Government 'has no plan' for Northern Ireland - Sinn Féin
The government "does not have a viable plan" to deal with the political stalemate in Northern Ireland, Sinn Féin's president has said.
Mary Lou McDonald said she feared "entrenchment and drift" in efforts to restore the executive, which collapsed 13 months ago.
PM Theresa May has held talks with Sinn Féin and the DUP at Westminster.
In an interview with the BBC's political editor Laura Kuenssberg, Ms McDonald accused Mrs May of "facilitating the DUP blocking" the restoration of power-sharing.
"I believe whether intentionally or not, Theresa May is actually facilitating the DUP blocking advancement and resolution on these core issues," she said.
Mrs May has emphasised that her government remains committed to doing all it can to restore devolution.
At a press conference outside Westminster earlier, the Sinn Féin president said: "We can only surmise from our meeting with the British prime minister that the government doesn't have a viable plan for carving a pathway for the restoration of the institutions.
"We're disappointed that the government seems wedded to what they are calling 'a reflection period',"
'DUP crashed the bus'
Ms McDonald added that her party called for the "reconvening of the inter-governmental conference as per the Good Friday Agreement" - the 1998 deal which brought an end to the Troubles in Northern Ireland.

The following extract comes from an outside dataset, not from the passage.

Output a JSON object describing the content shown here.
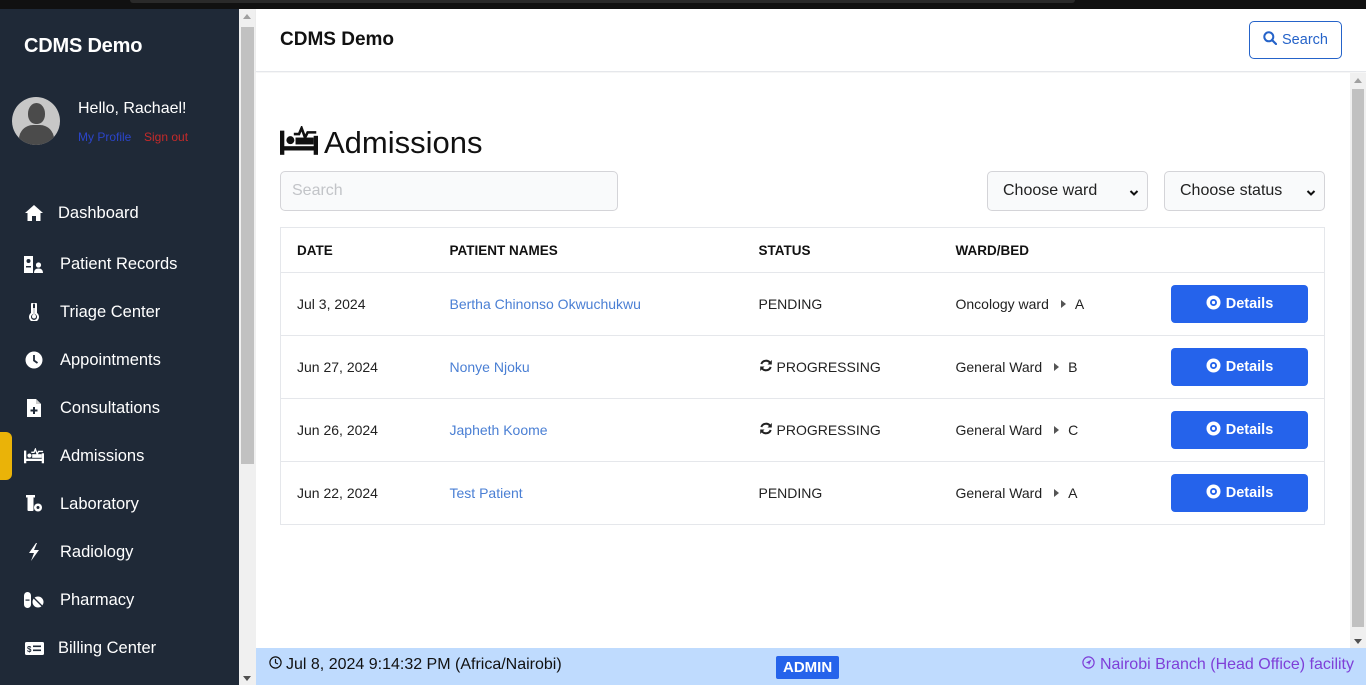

"We tried to impress upon the prime minister and secretary of state that standing still and doing nothing is simply not an option," she said.
"Just because the DUP have crashed the bus, does not mean that everyone has to sit at home now and cross their fingers and hope against hope that things will improve and that these issues will be resolved."
Budget 'within weeks'
Following the DUP's meeting, Arlene Foster said she was hopeful a new budget would be in place for Northern Ireland "within weeks".
"The people of Northern Ireland deserve to have a budget in place as soon as possible," she said.
Her party colleague, MP Nigel Dodds added that the party "want to see devolved government" reinstated.
"In the absence of the devolution that we all want, we can't continue to have Northern Ireland left in limbo as it has been in the last 13 months," he said.
"We simply want a commonsense interim position, whereby ministers are taking decisions, budgets are being set, whilst we continue to work through the issues."
In relation to the draft agreement which was leaked on Tuesday, Arlene Foster said it contained "only one of a number of documents that were circulated and put out and about".
She added that her party was not contemplating introducing an Irish language act in Northern Ireland.
During the meetings with Sinn Féin and the DUP, the prime minister said it was important for everyone "to reflect on the circumstances which have led to this".
In a statement, a spokesperson for Downing Street said the prime minister will be "working closely with Northern Ireland Secretary and will continue to engage with the parties and the Irish Government."
On Tuesday, Northern Ireland Secretary Karen Bradley declined to immediately re-impose direct rule from Westminster.
Sinn Féin and the DUP - Northern Ireland's two main parties - had been in negotiations to end a 13-month stalemate at Stormont.
The devolved government collapsed in a row over a botched green energy scheme.
Talks between the DUP and Sinn Féin collapsed last week, and the two sides blamed each other for an impasse over a proposed Irish language act.
The parties still disagree on whether or not a draft agreement was on the table before the talks broke down.
On Tuesday, parts of the draft agreement being worked on were leaked and published.
These confirmed what had already been reported about a three-stranded approach to the language question - which would have resulted in an Irish language act, an Ulster Scots act, and a so-called respecting language and diversity act.
But there was a degree of ambiguity as to whether this had been fully signed off by all the parties.
Meanwhile, on Wednesday morning, MPs on the Northern Ireland Affairs committee took evidence on the issue of devolution.
They heard from witnesses including SDLP leader Colum Eastwood and loyalist blogger Jamie Bryson.